VIEW US CPI unchanged in July, raises hopes of Fed slowing

U.S. consumer prices decelerated in July as gasoline prices dropped sharply, raising hopes the U.S. Federal Reserve may dial back its aggressive path of interest rate hikes.

The consumer price index was unchanged last month after advancing 1.3% in June, the Labor Department said on Wednesday. In the 12 months through June, the CPI climbed 8.5%, below expectations of an 8.7% rise and after a 9.1% rise in June.

MARKET REACTION:

STOCKS: S&P 500 futures turned sharply higher, and were up 1.7%

BONDS: The yield on 10-year Treasury notes was down 8.5 basis points to 2.712%; The two-year U.S. Treasury yield, was down 14.2 basis points at 3.144%.

FOREX: The dollar index fell 1.222%

COMMENTS:

BRIAN JACOBSEN, SENIOR INVESTMENT STRATEGIST, ALLSPRING GLOBAL INVESTMENTS, MENOMONEE FALLS, WISCONSIN
“Hopefully the tide is finally turning on inflation. The Fed might not find this one report compelling enough to act on, but at least it leaves open a slowdown in the pace of hikes come September.”

PETER CARDILLO, CHIEF MARKET ECONOMIST, SPARTAN CAPITAL SECURITIES, NEW YORK

“We got some good inflation news. Obviously, we’re seeing some a relief in transitory inflation, including agriculture and oil and things of that nature. But we still see sticky points.

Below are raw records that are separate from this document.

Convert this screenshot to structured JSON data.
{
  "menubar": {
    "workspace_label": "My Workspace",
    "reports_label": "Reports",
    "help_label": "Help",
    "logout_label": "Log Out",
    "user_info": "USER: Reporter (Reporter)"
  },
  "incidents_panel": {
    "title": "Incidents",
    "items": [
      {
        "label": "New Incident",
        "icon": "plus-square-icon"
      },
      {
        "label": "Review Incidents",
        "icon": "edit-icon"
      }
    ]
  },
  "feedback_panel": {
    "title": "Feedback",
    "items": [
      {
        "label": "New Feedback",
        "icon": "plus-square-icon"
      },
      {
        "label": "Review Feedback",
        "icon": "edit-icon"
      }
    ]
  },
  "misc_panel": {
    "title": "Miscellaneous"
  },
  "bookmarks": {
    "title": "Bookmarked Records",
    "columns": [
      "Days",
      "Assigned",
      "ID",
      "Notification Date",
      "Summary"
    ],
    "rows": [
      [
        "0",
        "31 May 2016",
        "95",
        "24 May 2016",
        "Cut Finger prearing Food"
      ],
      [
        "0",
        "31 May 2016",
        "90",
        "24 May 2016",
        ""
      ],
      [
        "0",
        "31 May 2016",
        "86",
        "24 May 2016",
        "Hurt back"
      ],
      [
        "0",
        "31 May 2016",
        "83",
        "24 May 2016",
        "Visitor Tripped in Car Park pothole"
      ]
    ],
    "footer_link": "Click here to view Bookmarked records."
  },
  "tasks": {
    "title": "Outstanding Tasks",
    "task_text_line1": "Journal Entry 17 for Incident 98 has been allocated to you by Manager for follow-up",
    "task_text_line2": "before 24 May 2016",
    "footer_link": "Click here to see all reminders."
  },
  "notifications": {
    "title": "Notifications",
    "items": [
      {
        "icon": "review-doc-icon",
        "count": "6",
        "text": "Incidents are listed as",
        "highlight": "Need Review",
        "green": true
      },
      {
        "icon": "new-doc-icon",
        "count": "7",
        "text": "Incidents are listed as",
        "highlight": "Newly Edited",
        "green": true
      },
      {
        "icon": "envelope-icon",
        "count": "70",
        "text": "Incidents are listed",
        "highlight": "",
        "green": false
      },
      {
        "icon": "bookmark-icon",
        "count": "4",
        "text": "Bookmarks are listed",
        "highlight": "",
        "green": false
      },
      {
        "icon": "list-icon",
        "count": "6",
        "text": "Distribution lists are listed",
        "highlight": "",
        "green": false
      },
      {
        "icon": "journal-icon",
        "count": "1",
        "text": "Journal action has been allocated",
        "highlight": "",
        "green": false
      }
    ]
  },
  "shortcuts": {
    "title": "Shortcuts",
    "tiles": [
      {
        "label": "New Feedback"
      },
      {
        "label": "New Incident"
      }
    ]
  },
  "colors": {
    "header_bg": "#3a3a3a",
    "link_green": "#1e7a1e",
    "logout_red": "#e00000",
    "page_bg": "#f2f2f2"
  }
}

“This is an indication that we’re going in the right direction. Does this raise the possibility of the Fed changing its tune? I suspect not. We should still see a 50 to a 75 basis point (interest) rate hike in September.

“It’s good news for the stock market. Stock futures are up, yields are down sharply.

“Technically speaking, we’re in a recession. A peculiar one, but a recession. Remember, that if the Fed raises rates in September, that’s just going to slow the economy even further.

“The consumer is getting some relief. Gas prices are coming down, food prices are beginning to stabilize, so that’s good news for the consumer.

“We’re having some relief from the war effect, we’re seeing that in energy, in grains and wheat.”

STEVEN RICCHIUTO, U.S. CHIEF ECONOMIST, MIZUHO SECURITIES USA LLC, NEW YORK

“The market reaction to the details is more correct than incorrect. The details show some pretty big declines in components like air fares, hotels, energy. It also shows some nice declines in used car prices. All of that was better than expected, pulling it down.

“This is part and parcel of what happens when you have an index of lots of things, you have very little information ahead of time for what is forecasted. The big surprise to us was the energy pulldown. But again, people were expecting that more than we were. We thought the energy would be a little bit on the higher side.

“When you look at the numbers it tells you inflation probably peaked in the month of June. Is it settling rapidly enough for the Federal Reserve? My view continues to be that the Fed needs to see a 3 percent point deceleration from the peak, and the peak in the headline number was 9.1%. You need it to come down into the 6’s at least for them to say they have a substantive decline, and you’re at 8.5%.”